The government, in its 7-year strategic plan ((2018 – 2024), strongly believes that investing in trees now will yield profits in the near future.
According to Dismas Bakundukize, the Director of the Forest Management Unit at Rwanda Water and Forest Authority (RWAFA), forestry and related trade can constitute 5 % of the country’s Gross Domestic Products (GDP).
“We need joint efforts in managing the forests because they have both environmental and economic benefits,” she said.
“I tell investors that forests have many opportunities for investment since it is sustainable business,” Bakundukize added.
The government is encouraging businesses to produce locally and among the products that Rwanda imports is wood. By efficiently managing the Forests, there is a strong belief that the country can produce its own wood as well as create jobs by adding value to the wood.
The seven-year Forest Sector Strategic Plan in which forest management and value addition are highlighted is part of National forest policy approved in February this year by the cabinet.
Preliminary results from an ongoing study conducted by the Forest and Nature Conservation sub-sector show that over 11,000 jobs were created from forestry activities during the implementation of Rwanda’s economic development footprint (EDPRS 2), that comes to end this year.
Alex Madinga, from The New Forests Company that harvest trees around Nyungwe forest and produces electrical poles says that they have benefited from investing in forestry.
The factory produces 120,000 poles per year and is motivated to support Made-in-Rwanda policy as 45,000 poles are supplied to Rwanda Energy Group (REG) – the utility company.
For sustainability they have planted 150 hectares of forests to supply future raw materials.
“In 2017, we established out-reaching programme where we buy seedlings and give them to interested farmers to plant so as to prepare enough trees in next 10 years,” Madinga added.
The company uses 3600 ha of Nyungwe buffer zone to plant their own trees.
Pierre Claver Hakuzimana, Head of Forestry in SORWATHE, the company that grows and process tea in Rulindo district said that the factory has 515 hectares of forest which they use for tea processing.
“We use three hectares of forest to process one tonne of tea. This requires us to preserve and plant more trees.

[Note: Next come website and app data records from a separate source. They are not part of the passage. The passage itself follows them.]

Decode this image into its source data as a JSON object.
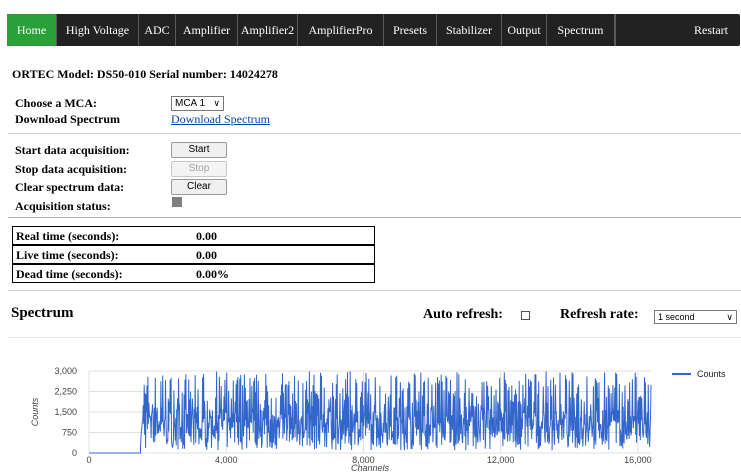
{
  "nav": {
    "items": [
      {
        "label": "Home",
        "active": true
      },
      {
        "label": "High Voltage"
      },
      {
        "label": "ADC"
      },
      {
        "label": "Amplifier"
      },
      {
        "label": "Amplifier2"
      },
      {
        "label": "AmplifierPro"
      },
      {
        "label": "Presets"
      },
      {
        "label": "Stabilizer"
      },
      {
        "label": "Output"
      },
      {
        "label": "Spectrum"
      },
      {
        "label": "Restart"
      }
    ]
  },
  "device": {
    "info": "ORTEC Model: DS50-010 Serial number: 14024278"
  },
  "mca": {
    "choose_label": "Choose a MCA:",
    "selected": "MCA 1",
    "download_label": "Download Spectrum",
    "download_link": "Download Spectrum"
  },
  "acquisition": {
    "start_label": "Start data acquisition:",
    "start_button": "Start",
    "stop_label": "Stop data acquisition:",
    "stop_button": "Stop",
    "clear_label": "Clear spectrum data:",
    "clear_button": "Clear",
    "status_label": "Acquisition status:",
    "status_color": "#808080"
  },
  "times": {
    "real_label": "Real time (seconds):",
    "real_value": "0.00",
    "live_label": "Live time (seconds):",
    "live_value": "0.00",
    "dead_label": "Dead time (seconds):",
    "dead_value": "0.00%"
  },
  "spectrum": {
    "title": "Spectrum",
    "auto_refresh_label": "Auto refresh:",
    "auto_refresh_checked": false,
    "refresh_rate_label": "Refresh rate:",
    "refresh_rate_value": "1 second"
  },
  "chart_data": {
    "type": "line",
    "xlabel": "Channels",
    "ylabel": "Counts",
    "xlim": [
      0,
      16384
    ],
    "ylim": [
      0,
      3000
    ],
    "x_ticks": [
      "0",
      "4,000",
      "8,000",
      "12,000",
      "16,000"
    ],
    "y_ticks": [
      "0",
      "750",
      "1,500",
      "2,250",
      "3,000"
    ],
    "series": [
      {
        "name": "Counts",
        "color": "#3366cc",
        "description_values": {
          "channels_0_to_1500": 0,
          "channels_1500_to_16384_range": [
            0,
            3000
          ]
        }
      }
    ],
    "legend_position": "right",
    "grid": true
  }
}
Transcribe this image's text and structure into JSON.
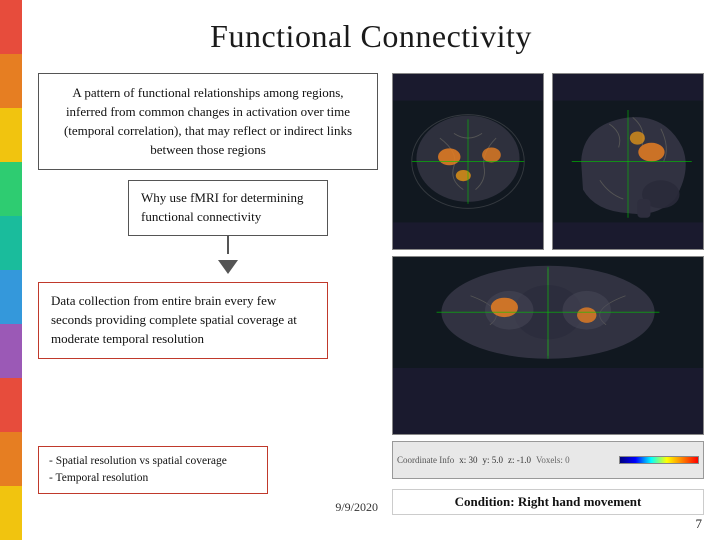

To keep having trees for use, we do not cut all the tress at once, rather we start from one side and only return after the tree have grown again,” Hakuzimana said.
With sufficient wood, the country is looking to add value and make furniture among other wood-related products that are otherwise imported consequently increasing the trade deficit.